These days, there is little excitement involved in getting the mail. Most social communication is done via email or telephone. Most of our bills are delivered electronically as well. What we do receive in the mail is a host of paper catalogues from businesses with whom we shop online. I don’t know why they think we need those paper catalogues. They usually go straight into the recycling bin. But since Susan was in the hospital, there has been a stead stream of cards and well wishes from friends around the world. Since we’ve been reluctant to receive too many visitors during this time of recovery, people have expressed their support by sending cards.

There is a good reason for me to pick up the mail every day, but I just can’t seem to remember that the task is mine. I’ve tried a variety of reminders, but I seem to have a mental block on that particular task. I’ve thought about making up a card with there word “Mail” and affixing it to the dashboard of my car, but I’m not all that practiced at looking at the dash. After all, I’ve driven more than 100,000 miles in that car with the “check engine” light on. I’m pretty good at ignoring obvious warnings.

I guess that one advantage of forgetting the mail is that I allow two days worth of mail to build up. that way there are more cards to look at on the days I do remember.
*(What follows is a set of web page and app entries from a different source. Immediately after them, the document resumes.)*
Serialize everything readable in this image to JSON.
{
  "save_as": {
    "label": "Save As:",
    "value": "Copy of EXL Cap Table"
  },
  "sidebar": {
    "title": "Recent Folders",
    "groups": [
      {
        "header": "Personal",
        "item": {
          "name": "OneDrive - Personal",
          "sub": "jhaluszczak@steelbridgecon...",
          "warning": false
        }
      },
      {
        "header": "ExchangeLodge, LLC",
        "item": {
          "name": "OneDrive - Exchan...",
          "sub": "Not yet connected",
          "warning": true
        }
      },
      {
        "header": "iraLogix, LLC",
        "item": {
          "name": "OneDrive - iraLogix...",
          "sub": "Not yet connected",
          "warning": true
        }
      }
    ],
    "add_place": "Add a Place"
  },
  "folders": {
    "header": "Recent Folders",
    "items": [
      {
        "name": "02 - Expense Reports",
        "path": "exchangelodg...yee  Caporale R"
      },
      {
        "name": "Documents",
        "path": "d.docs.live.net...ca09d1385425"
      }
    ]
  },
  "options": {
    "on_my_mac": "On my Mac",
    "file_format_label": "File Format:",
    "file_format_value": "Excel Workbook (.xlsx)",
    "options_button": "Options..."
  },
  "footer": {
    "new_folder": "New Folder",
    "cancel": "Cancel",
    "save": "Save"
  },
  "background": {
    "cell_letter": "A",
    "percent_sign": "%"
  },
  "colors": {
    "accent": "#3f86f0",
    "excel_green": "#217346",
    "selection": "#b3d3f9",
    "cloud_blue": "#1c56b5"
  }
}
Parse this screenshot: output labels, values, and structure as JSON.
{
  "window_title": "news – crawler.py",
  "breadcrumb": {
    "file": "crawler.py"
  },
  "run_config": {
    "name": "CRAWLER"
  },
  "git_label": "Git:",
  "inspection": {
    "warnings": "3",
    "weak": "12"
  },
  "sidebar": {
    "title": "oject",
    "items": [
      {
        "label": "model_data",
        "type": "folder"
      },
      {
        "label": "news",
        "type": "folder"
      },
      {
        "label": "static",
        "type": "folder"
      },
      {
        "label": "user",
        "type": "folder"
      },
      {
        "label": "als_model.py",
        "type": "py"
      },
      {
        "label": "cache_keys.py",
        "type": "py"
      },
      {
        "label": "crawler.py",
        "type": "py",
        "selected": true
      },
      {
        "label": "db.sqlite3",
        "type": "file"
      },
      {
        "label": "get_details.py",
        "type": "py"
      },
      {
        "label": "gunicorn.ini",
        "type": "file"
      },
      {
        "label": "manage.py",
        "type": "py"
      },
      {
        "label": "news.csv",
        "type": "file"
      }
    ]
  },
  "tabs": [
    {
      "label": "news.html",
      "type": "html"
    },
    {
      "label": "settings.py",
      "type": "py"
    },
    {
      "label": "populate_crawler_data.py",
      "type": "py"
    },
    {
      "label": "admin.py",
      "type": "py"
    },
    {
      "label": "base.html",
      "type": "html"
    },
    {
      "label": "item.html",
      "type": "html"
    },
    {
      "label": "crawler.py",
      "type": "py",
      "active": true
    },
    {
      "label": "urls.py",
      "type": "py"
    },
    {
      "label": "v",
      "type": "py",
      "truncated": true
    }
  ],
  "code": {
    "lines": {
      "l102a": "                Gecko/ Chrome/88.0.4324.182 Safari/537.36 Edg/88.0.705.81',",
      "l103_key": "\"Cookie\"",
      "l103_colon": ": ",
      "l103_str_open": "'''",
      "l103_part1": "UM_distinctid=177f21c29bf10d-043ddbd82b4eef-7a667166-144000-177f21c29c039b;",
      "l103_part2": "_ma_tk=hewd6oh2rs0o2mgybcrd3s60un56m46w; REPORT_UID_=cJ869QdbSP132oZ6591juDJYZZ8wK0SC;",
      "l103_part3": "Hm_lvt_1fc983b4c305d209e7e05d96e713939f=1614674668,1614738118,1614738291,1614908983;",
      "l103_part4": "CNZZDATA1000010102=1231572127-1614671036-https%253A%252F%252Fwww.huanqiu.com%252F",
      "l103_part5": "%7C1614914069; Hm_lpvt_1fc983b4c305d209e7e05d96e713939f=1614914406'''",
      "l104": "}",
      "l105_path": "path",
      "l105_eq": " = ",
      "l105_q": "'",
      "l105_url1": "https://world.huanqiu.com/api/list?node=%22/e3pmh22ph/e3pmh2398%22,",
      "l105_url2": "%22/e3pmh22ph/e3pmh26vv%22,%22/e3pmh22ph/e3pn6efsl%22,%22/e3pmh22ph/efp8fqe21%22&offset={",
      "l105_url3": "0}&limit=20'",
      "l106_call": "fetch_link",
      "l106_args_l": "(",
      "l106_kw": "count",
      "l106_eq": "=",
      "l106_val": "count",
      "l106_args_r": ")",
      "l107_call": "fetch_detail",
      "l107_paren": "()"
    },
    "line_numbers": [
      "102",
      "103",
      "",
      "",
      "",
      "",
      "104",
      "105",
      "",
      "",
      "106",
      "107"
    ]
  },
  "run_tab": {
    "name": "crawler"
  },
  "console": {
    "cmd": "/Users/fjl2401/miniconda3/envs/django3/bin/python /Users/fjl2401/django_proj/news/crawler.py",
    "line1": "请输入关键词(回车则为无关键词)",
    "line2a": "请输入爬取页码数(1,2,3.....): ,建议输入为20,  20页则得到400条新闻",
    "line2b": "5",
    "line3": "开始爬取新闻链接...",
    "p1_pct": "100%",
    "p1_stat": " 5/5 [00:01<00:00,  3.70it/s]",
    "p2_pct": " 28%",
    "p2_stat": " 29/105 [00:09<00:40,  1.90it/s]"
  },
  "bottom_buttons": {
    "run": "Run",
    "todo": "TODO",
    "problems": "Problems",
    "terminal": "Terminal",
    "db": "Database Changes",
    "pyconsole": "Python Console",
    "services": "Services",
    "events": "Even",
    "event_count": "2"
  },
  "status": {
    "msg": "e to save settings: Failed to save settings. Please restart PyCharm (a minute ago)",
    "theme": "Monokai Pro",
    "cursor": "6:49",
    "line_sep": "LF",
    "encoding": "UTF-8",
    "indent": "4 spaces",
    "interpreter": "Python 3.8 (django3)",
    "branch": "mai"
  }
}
Considering my track record, I should get into a routine about picking up the mail just at the time when Susan is feeling good enough to resume that chore. Then she’ll go to pick up the mail only to discover an empty box because I picked it up by force of habit.

One small lesson from this particular season of our lives is that it is a good thing to have our routines shaken up. It is easy to fall into ruts and keep doing things the same way and in the same order as we’ve been doing them for years and years. There are all kinds of things in my life that i do without giving it much thought. Sometimes taking time to think about it gives a new meaning to a task. And, it seems, there is always a better way to do any task.

One of the new routines at our house about which I have been disciplined and have not been forgetting is that we have quite a medication routine. I’ve been taking medications for several years now, but the routine is quite simple. I take one pill at bedtime and the others upon rising. Susan’s routine, however, is much more complex. She has some medicines that she takes only once a day, and some need to be taken in the morning while others need to be taken in the evening. Then there are pills that need to be taken at 12-hour intervals and, in addition there are ones that need to be taken at 8-hour intervals. Some of her medications require that we check her blood pressure before administering the medicine. That means that we are taking her blood pressure four times a day at present. Often her blood pressure is a bit low, so she will do a few exercises to raise it, meaning that we add another check of her pressure. In order to keep track of all of this and to keep the blood pressure recordings, I’ve drawn up sheets with charts that we fill out with pressures and checks each day. One page per day. Susan can take her own blood pressure and administer her own medicines, but there are enough of them that two sets of eyes and two people checking to make sure we’re giving the right pill at the right time is a good practice. So we’ve made a routine of it. 5 am, 9 am, 1 pm and 9 pm are medicine times. It also means that most days I make an extra trip home in the middle of the day to check and make sure medicines are given properly. That gives me an additional trip by the mailbox to remember to pick up the mail, but it doesn’t seem to make much difference. I guess I’m glad that medicine is more important to me than mail. Were it the other way around, it might be disastrous.

No worries. Susan has a medical procedure tomorrow that is sure to result in a change of medications. At a minimum there will be new forms and a new routine. That should keep me on my toes for now.

Copyright (c) 2019 by Ted E. Huffman. I wrote this. If you would like to share it, please direct your friends to my web site. If you'd like permission to copy, please send me an email. Thanks!